I have many things to be thankful for: my family, my health, having a home to live in (even though some of it is torn up now due to the burst pipes we had over the summer), and of course everything I do in family history research - being able to research my ancestors, learn about their lives and difficulties, and my ability to reach out to others through various programs and by speaking around the country virtually at this time.
Did you know that this blog started 12 years ago yesterday? During that time I have written over 150 posts and hopefully helped others find resources to help them in their research. I am not the most prolific writer but I do enjoy doing it when I have the time and feel inspired. I am thankful for those who have been following me from the start including Becky Jamison and Thomas MacEntee who were the first people to comment on my first post back in 2008.
So much has changed since 2008. My first couple posts were about planning a family reunion on a budget, a ward service project that I helped organize, newspaper collections from Australia and New Zealand, and the National Day of Listening. It is always interesting to see where we started in our blogs. I seem to recall Becky Jamison mentioning once after she posted a new blog post that she realized she had already done a very similar story a few years earlier. I know I have probably done the same thing over the years.
After reading through some of my early blogs, I wanted to follow up on my 2008 post about the National Day of Listening. National Day of Listening is celebrated the day after Thanksgiving and was started in 2008. The intent is for each of us to spend some time listening to the stories of others so we can understand more about those around us. Story Corps has provided a great website and tools to help you listen and record the stories of your family, friends, and neighbors.

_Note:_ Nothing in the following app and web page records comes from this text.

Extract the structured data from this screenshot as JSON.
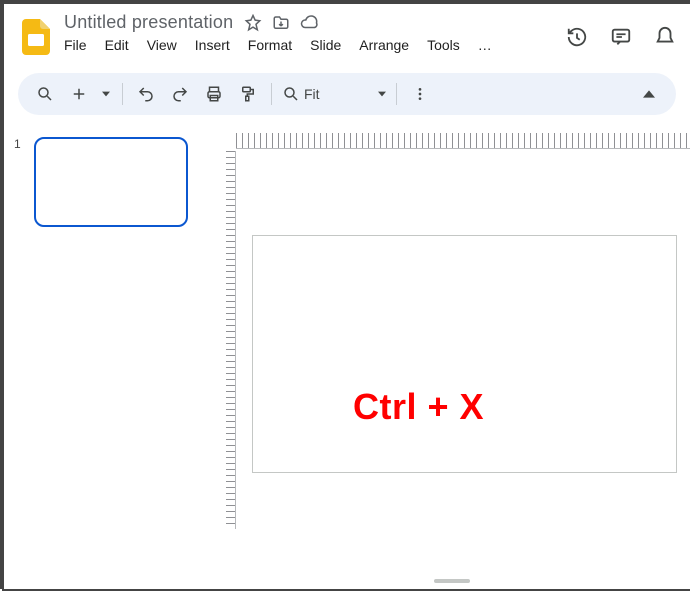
{
  "doc": {
    "title": "Untitled presentation"
  },
  "menu": [
    "File",
    "Edit",
    "View",
    "Insert",
    "Format",
    "Slide",
    "Arrange",
    "Tools",
    "…"
  ],
  "toolbar": {
    "zoom_label": "Fit"
  },
  "slides": [
    {
      "number": "1"
    }
  ],
  "overlay": {
    "text": "Ctrl + X"
  }
}
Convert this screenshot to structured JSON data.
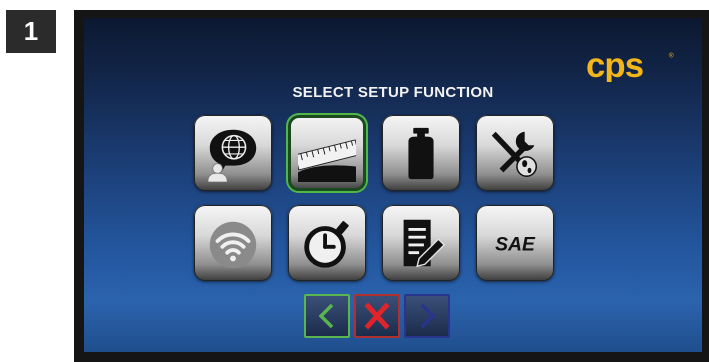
{
  "step": {
    "number": "1"
  },
  "header": {
    "brand": "CPS",
    "title": "SELECT SETUP FUNCTION"
  },
  "tiles": [
    {
      "icon": "globe-chat-icon",
      "name": "language"
    },
    {
      "icon": "ruler-icon",
      "name": "measurement",
      "selected": true
    },
    {
      "icon": "gas-tank-icon",
      "name": "refrigerant-tank"
    },
    {
      "icon": "wrench-screwdriver-icon",
      "name": "service-tools"
    },
    {
      "icon": "wifi-icon",
      "name": "wifi"
    },
    {
      "icon": "stopwatch-icon",
      "name": "timer"
    },
    {
      "icon": "notes-pencil-icon",
      "name": "notes"
    },
    {
      "icon": "sae-icon",
      "name": "sae",
      "label": "SAE"
    }
  ],
  "navigation": {
    "back": {
      "icon": "chevron-left-icon",
      "color": "#59b64e"
    },
    "cancel": {
      "icon": "close-x-icon",
      "color": "#e0242a"
    },
    "next": {
      "icon": "chevron-right-icon",
      "color": "#28348e"
    }
  },
  "colors": {
    "brand": "#f2b51a",
    "screen_top": "#0c1830",
    "screen_bottom": "#2b63ad",
    "selected_outline": "#4fb848"
  }
}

Following up on the National Day of Listening, one of the projects that I have helped to develop this year is the creation of a youth family history workshop which will be held during the Christmas holiday. This initiative is part of the Indian River Genealogical Society's community outreach plan and will be kicking off this year. We are inviting youth, aged 12-18, to join us in learning more about their family's history and the history of others in their community. The workshop will be held remotely by Zoom. We have pre-workshop activities including scavenger hunts and escape rooms similar to those that I developed earlier this year, short lessons on researching the census and newspapers, and group discussions where they can share their discoveries. Our first events will be held in cooperation with the Laura Riding Jackson Foundation's Teens Listen Project. The Teens Listen Project engages youth in the community in developing their interviewing and listening skills while recording the stories of members of their community. They will be interviewing the pioneers of our area, veterans, "river folk", and others to preserve their stories. We will be working with these same youth to help them discover some of the back story through various records before they perform their interviews, so they will be prepared and have specific researched information to use in their interviews.
It has always been my intention to give back to the community, whether that be through this blog, my family history activities, my daily life, or in my career where I supervise an incredible team of dedicated scientists working to restore the Everglades ecosystem. I hope that each of us takes the time to pay it forward and do something nice for someone.
years. They went off the air at the end of the last century (1998). What I love most about the Animaniacs is their satirical way of looking at the events in our world. It is fun for children since they like the surface level slapstick comedy but adults will get the deeper meanings of the stories. Last night we started our marathon viewing of the new season but we still have several more episodes to complete for this season. Guess what I will be doing this afternoon.
Have fun, take some time to enjoy life and your family, and most of all relax and find pleasure in the things around you. Have a great Thanksgiving!